“I’ve always had a written goal plan with a vision statement,” Allen said. “Goals lead you towards your vision, so write them down.”
2. Evaluate your spending habits
Another step Allen took was to keep his expenses in check.
He started by tracking his finances, he said, “I put together a spreadsheet that tracks bills and income so I could see where my money was going and how I could plan better.”
Tracking his expenses helped him better understand where he could cut. For example, after looking at his credit card statements, he found 28 recurring charges and cut them down to the 18 or so he really needed. Plus, it eliminated costly travel habits: “I stopped spending money on plane tickets and took the Greyhound. I drove a rundown car that didn’t have a car ticket. I went up to 340,000 miles. Nobody would have rode with me but saved a lot of money. “
New York-based investors Ali and Josh Lupo, who also started deep in debt before buying their first property, say keeping track of their expenses has been incredibly revealing.
“A few years ago, we thought we had a good idea of what we were doing and spending, but when we started tracking it, we realized our numbers were completely out of place,” Josh said.
Once they figured out where their money was going, they were able to implement lifestyle changes that allowed them to cut back significantly, Ali added: “Is it really important to have a good idea of: how much do I earn each month? How much do I earn expenses? What debts do I have? What assets do I have? You want to get an idea of where your money is going so that you can optimize it. “
3. Overtime work
The more money you have, the more you can set aside for your future home.
Most of the real estate investors Insider spoke to, including Allen and the Lupos, spent extra hours on their daily work or started a hustle and bustle to reach their goals faster.
Allen renewed his resume business, Sean’s Resume Shop, which he started in 2013, and earned certification as a career coach. He has brought in up to $ 2,200 a month by doing career coaching and helping people write their resumes, he said. Besides, he still earned a salary from his full-time job.
He continued to coach even after paying off his debt. The additional money helped him grow his real estate portfolio.
Seattle-based investor Mike Newton, who had nothing to his name before building a 10-unit portfolio, worked overtime when he was saving up for his first property.
“I worked 90 hours a week and saved every penny until I had the money I needed,” said Newton, who works full-time in law enforcement as a state agent and member of the SWAT team.
The combination of increasing his income and living frugally saved him $ 30,000 in about six months, enough to cover the initial costs of his first home.
Dion McNeeley, who also resides and invests in Washington state, lived from pay to pay for years before he could afford to invest in real estate. Thanks to overtime and various side jobs, he saved $ 20,000 over two years to buy his first real estate investment. He now has a 16-unit real estate portfolio and considers himself financially independent.

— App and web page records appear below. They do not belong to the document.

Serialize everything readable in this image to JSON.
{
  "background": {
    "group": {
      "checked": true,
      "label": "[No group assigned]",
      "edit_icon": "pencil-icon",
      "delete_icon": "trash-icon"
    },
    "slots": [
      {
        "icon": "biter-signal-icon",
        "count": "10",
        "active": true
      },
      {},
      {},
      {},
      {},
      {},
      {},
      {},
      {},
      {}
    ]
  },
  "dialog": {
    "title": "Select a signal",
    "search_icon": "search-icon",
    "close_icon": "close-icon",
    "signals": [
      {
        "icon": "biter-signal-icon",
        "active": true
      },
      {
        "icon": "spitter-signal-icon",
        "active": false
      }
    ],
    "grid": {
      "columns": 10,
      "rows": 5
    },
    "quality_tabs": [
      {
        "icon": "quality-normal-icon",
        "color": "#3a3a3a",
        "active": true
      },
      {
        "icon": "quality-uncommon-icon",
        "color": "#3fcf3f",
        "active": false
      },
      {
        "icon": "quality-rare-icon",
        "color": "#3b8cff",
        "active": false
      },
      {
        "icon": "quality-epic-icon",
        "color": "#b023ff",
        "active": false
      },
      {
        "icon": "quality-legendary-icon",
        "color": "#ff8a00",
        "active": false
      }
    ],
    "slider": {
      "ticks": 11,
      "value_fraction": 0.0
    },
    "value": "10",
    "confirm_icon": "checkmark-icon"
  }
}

Think beyond your daily work, McNeeley encouraged: “The mistake many people make is selling their lives one hour at a time and not realizing that you make a lot more money when you get paid for the value you produce.”